Description of the task> Return all the data verbatim but without images.

Information supplied>

★ ★ ★ ★

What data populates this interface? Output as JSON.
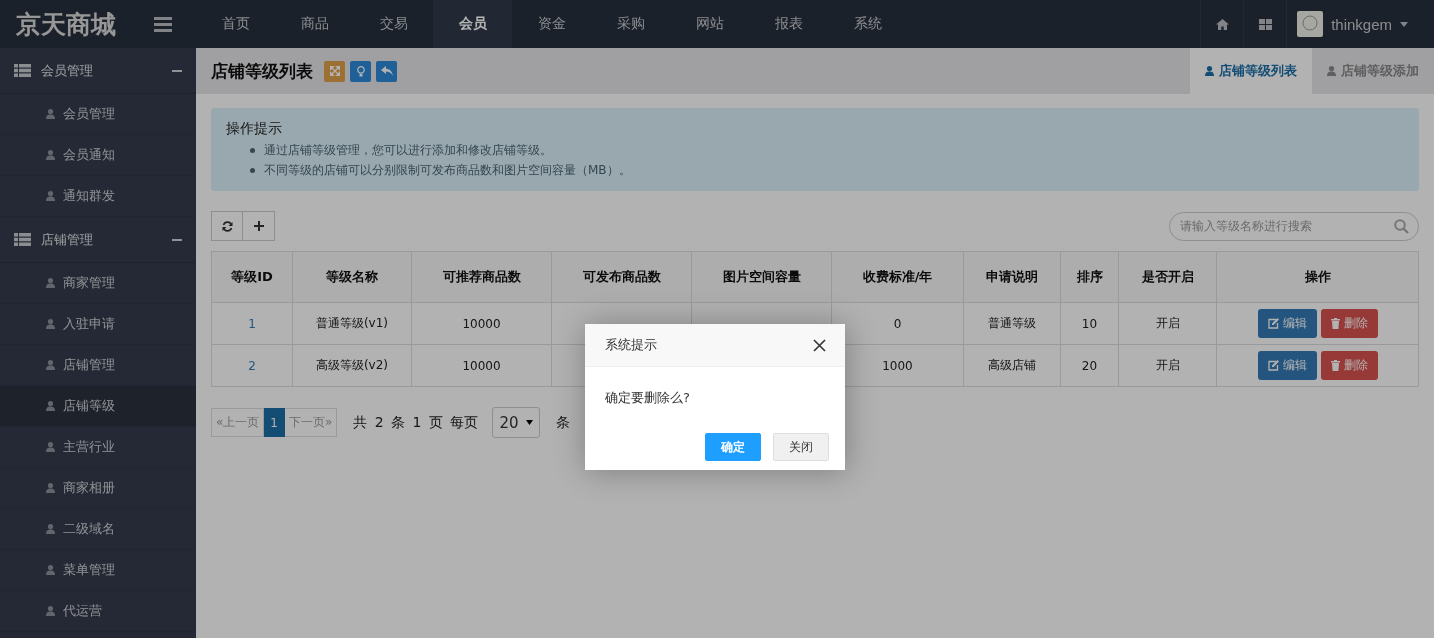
{
  "header": {
    "logo": "京天商城",
    "nav": [
      {
        "label": "首页",
        "selected": false
      },
      {
        "label": "商品",
        "selected": false
      },
      {
        "label": "交易",
        "selected": false
      },
      {
        "label": "会员",
        "selected": true
      },
      {
        "label": "资金",
        "selected": false
      },
      {
        "label": "采购",
        "selected": false
      },
      {
        "label": "网站",
        "selected": false
      },
      {
        "label": "报表",
        "selected": false
      },
      {
        "label": "系统",
        "selected": false
      }
    ],
    "user": "thinkgem"
  },
  "sidebar": [
    {
      "label": "会员管理",
      "expanded": true,
      "children": [
        {
          "label": "会员管理",
          "selected": false
        },
        {
          "label": "会员通知",
          "selected": false
        },
        {
          "label": "通知群发",
          "selected": false
        }
      ]
    },
    {
      "label": "店铺管理",
      "expanded": true,
      "children": [
        {
          "label": "商家管理",
          "selected": false
        },
        {
          "label": "入驻申请",
          "selected": false
        },
        {
          "label": "店铺管理",
          "selected": false
        },
        {
          "label": "店铺等级",
          "selected": true
        },
        {
          "label": "主营行业",
          "selected": false
        },
        {
          "label": "商家相册",
          "selected": false
        },
        {
          "label": "二级域名",
          "selected": false
        },
        {
          "label": "菜单管理",
          "selected": false
        },
        {
          "label": "代运营",
          "selected": false
        }
      ]
    }
  ],
  "page_title": "店铺等级列表",
  "tabs": [
    {
      "label": "店铺等级列表",
      "selected": true
    },
    {
      "label": "店铺等级添加",
      "selected": false
    }
  ],
  "tips": {
    "title": "操作提示",
    "items": [
      "通过店铺等级管理，您可以进行添加和修改店铺等级。",
      "不同等级的店铺可以分别限制可发布商品数和图片空间容量（MB）。"
    ]
  },
  "search": {
    "placeholder": "请输入等级名称进行搜索"
  },
  "table": {
    "columns": [
      "等级ID",
      "等级名称",
      "可推荐商品数",
      "可发布商品数",
      "图片空间容量",
      "收费标准/年",
      "申请说明",
      "排序",
      "是否开启",
      "操作"
    ],
    "rows": [
      {
        "id": "1",
        "name": "普通等级(v1)",
        "recommend": "10000",
        "fee": "0",
        "note": "普通等级",
        "sort": "10",
        "status": "开启",
        "actions": [
          {
            "kind": "edit",
            "label": "编辑"
          },
          {
            "kind": "delete",
            "label": "删除"
          }
        ]
      },
      {
        "id": "2",
        "name": "高级等级(v2)",
        "recommend": "10000",
        "fee": "1000",
        "note": "高级店铺",
        "sort": "20",
        "status": "开启",
        "actions": [
          {
            "kind": "edit",
            "label": "编辑"
          },
          {
            "kind": "delete",
            "label": "删除"
          }
        ]
      }
    ]
  },
  "pagination": {
    "prev": "«上一页",
    "pages": [
      {
        "label": "1",
        "selected": true
      }
    ],
    "next": "下一页»",
    "summary": "共 2 条 1 页 每页",
    "page_size": "20",
    "unit": "条"
  },
  "dialog": {
    "title": "系统提示",
    "message": "确定要删除么?",
    "buttons": [
      {
        "kind": "primary",
        "label": "确定"
      },
      {
        "kind": "default",
        "label": "关闭"
      }
    ]
  }
}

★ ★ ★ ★

Your response>
What data populates this interface? Output as JSON.
{
  "header": {
    "logo": "京天商城",
    "nav": [
      {
        "label": "首页",
        "selected": false
      },
      {
        "label": "商品",
        "selected": false
      },
      {
        "label": "交易",
        "selected": false
      },
      {
        "label": "会员",
        "selected": true
      },
      {
        "label": "资金",
        "selected": false
      },
      {
        "label": "采购",
        "selected": false
      },
      {
        "label": "网站",
        "selected": false
      },
      {
        "label": "报表",
        "selected": false
      },
      {
        "label": "系统",
        "selected": false
      }
    ],
    "user": "thinkgem"
  },
  "sidebar": [
    {
      "label": "会员管理",
      "expanded": true,
      "children": [
        {
          "label": "会员管理",
          "selected": false
        },
        {
          "label": "会员通知",
          "selected": false
        },
        {
          "label": "通知群发",
          "selected": false
        }
      ]
    },
    {
      "label": "店铺管理",
      "expanded": true,
      "children": [
        {
          "label": "商家管理",
          "selected": false
        },
        {
          "label": "入驻申请",
          "selected": false
        },
        {
          "label": "店铺管理",
          "selected": false
        },
        {
          "label": "店铺等级",
          "selected": true
        },
        {
          "label": "主营行业",
          "selected": false
        },
        {
          "label": "商家相册",
          "selected": false
        },
        {
          "label": "二级域名",
          "selected": false
        },
        {
          "label": "菜单管理",
          "selected": false
        },
        {
          "label": "代运营",
          "selected": false
        }
      ]
    }
  ],
  "page_title": "店铺等级列表",
  "tabs": [
    {
      "label": "店铺等级列表",
      "selected": true
    },
    {
      "label": "店铺等级添加",
      "selected": false
    }
  ],
  "tips": {
    "title": "操作提示",
    "items": [
      "通过店铺等级管理，您可以进行添加和修改店铺等级。",
      "不同等级的店铺可以分别限制可发布商品数和图片空间容量（MB）。"
    ]
  },
  "search": {
    "placeholder": "请输入等级名称进行搜索"
  },
  "table": {
    "columns": [
      "等级ID",
      "等级名称",
      "可推荐商品数",
      "可发布商品数",
      "图片空间容量",
      "收费标准/年",
      "申请说明",
      "排序",
      "是否开启",
      "操作"
    ],
    "rows": [
      {
        "id": "1",
        "name": "普通等级(v1)",
        "recommend": "10000",
        "fee": "0",
        "note": "普通等级",
        "sort": "10",
        "status": "开启",
        "actions": [
          {
            "kind": "edit",
            "label": "编辑"
          },
          {
            "kind": "delete",
            "label": "删除"
          }
        ]
      },
      {
        "id": "2",
        "name": "高级等级(v2)",
        "recommend": "10000",
        "fee": "1000",
        "note": "高级店铺",
        "sort": "20",
        "status": "开启",
        "actions": [
          {
            "kind": "edit",
            "label": "编辑"
          },
          {
            "kind": "delete",
            "label": "删除"
          }
        ]
      }
    ]
  },
  "pagination": {
    "prev": "«上一页",
    "pages": [
      {
        "label": "1",
        "selected": true
      }
    ],
    "next": "下一页»",
    "summary": "共 2 条 1 页 每页",
    "page_size": "20",
    "unit": "条"
  },
  "dialog": {
    "title": "系统提示",
    "message": "确定要删除么?",
    "buttons": [
      {
        "kind": "primary",
        "label": "确定"
      },
      {
        "kind": "default",
        "label": "关闭"
      }
    ]
  }
}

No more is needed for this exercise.